## TASK GOAL
Find all the lines in the material below with the word "portrait", and copy them.

-----

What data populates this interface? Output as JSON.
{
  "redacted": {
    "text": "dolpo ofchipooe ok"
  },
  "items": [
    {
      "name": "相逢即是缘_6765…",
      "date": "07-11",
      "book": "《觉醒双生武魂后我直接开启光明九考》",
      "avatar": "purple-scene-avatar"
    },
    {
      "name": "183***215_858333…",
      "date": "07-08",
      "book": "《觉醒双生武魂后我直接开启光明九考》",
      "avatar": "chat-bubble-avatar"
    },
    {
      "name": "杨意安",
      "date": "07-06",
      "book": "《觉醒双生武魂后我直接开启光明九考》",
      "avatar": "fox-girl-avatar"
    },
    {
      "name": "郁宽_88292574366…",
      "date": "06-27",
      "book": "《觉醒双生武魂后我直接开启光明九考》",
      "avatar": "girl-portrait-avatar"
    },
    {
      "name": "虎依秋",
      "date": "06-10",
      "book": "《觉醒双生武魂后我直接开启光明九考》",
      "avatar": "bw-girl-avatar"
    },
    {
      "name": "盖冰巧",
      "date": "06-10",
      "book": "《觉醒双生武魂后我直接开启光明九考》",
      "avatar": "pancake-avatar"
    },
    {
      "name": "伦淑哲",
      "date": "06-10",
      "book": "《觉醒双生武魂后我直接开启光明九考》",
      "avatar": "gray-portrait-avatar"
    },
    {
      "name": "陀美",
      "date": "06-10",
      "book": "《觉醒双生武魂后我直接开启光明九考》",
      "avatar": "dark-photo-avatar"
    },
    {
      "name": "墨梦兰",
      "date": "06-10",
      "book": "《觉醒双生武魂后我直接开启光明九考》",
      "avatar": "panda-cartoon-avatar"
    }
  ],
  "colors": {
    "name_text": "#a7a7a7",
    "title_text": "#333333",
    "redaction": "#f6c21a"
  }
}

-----

## OUTPUT FOR THIS EXERCISE
      "avatar": "girl-portrait-avatar"
      "avatar": "gray-portrait-avatar"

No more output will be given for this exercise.